Rob Demovsky, Green Bay Packers reporter: I know this –- the Packers had as much respect, if not more, for Johnson and what impact he can have on a game as they did any other player in the NFC North. He was right on par with Adrian Peterson in that category. Joe Whitt Jr., the Packers cornerbacks coach, once said of Johnson: “We see him so much that we understand the challenge, and the challenge is huge." Matthew Stafford still has the potential to be an explosive, big-play quarterback even without Johnson. He’s got the athletic ability and arm talent to do so. The Bears lost a couple of major offensive weapons in Matt Forte and Martellus Bennett, although I have a hard time seeing the Lions ranking ninth again in passing yards per game without Johnson.
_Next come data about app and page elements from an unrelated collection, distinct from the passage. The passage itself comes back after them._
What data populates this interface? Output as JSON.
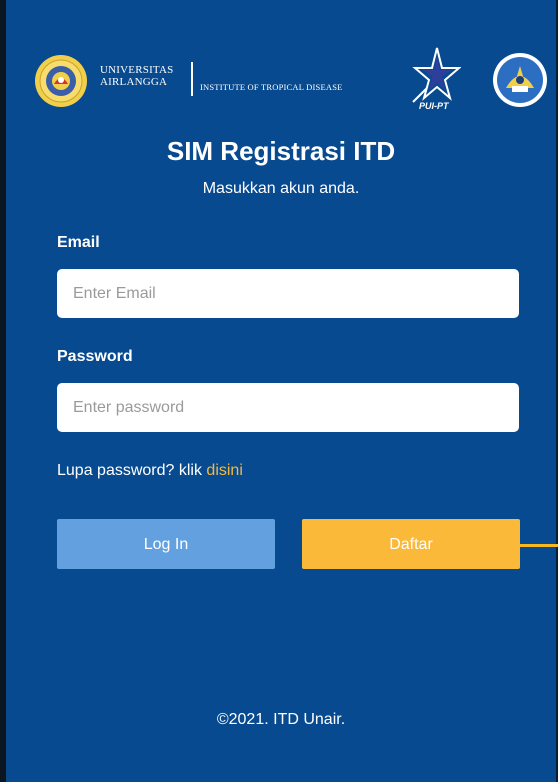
{
  "header": {
    "university_line1": "UNIVERSITAS",
    "university_line2": "AIRLANGGA",
    "institute": "INSTITUTE OF TROPICAL DISEASE",
    "puipt_text": "PUI-PT"
  },
  "title": "SIM Registrasi ITD",
  "subtitle": "Masukkan akun anda.",
  "form": {
    "email_label": "Email",
    "email_placeholder": "Enter Email",
    "password_label": "Password",
    "password_placeholder": "Enter password",
    "forgot_text": "Lupa password? klik ",
    "forgot_link": "disini",
    "login_label": "Log In",
    "register_label": "Daftar"
  },
  "footer": "©2021. ITD Unair.",
  "colors": {
    "background": "#084a8f",
    "login_button": "#63a0e0",
    "register_button": "#fbb93a",
    "link": "#f5b83d"
  }
}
Jeff Dickerson, Chicago Bears reporter: Not definitely. Johnson is a huge loss for the Lions. That cannot be disputed. And I highly doubt Golden Tate and Marvin Jones can make up for Johnson’s absence. But Chicago lost Matt Forte, Martellus Bennett and offensive coordinator Adam Gase in the offseason, too. Can Jay Cutler experience the same kind of results under new play caller Dowell Loggains? Can former top pick Kevin White play? Can Alshon Jeffery stay healthy? Meantime, Minnesota is loaded on defense, but where are the weapons of offense after Adrian Peterson and Stefon Diggs? Can Bridgewater be an elite quarterback, or is he more of a game manager? You can make an argument for Detroit, Minnesota and Chicago in terms of which team is least explosive in the division.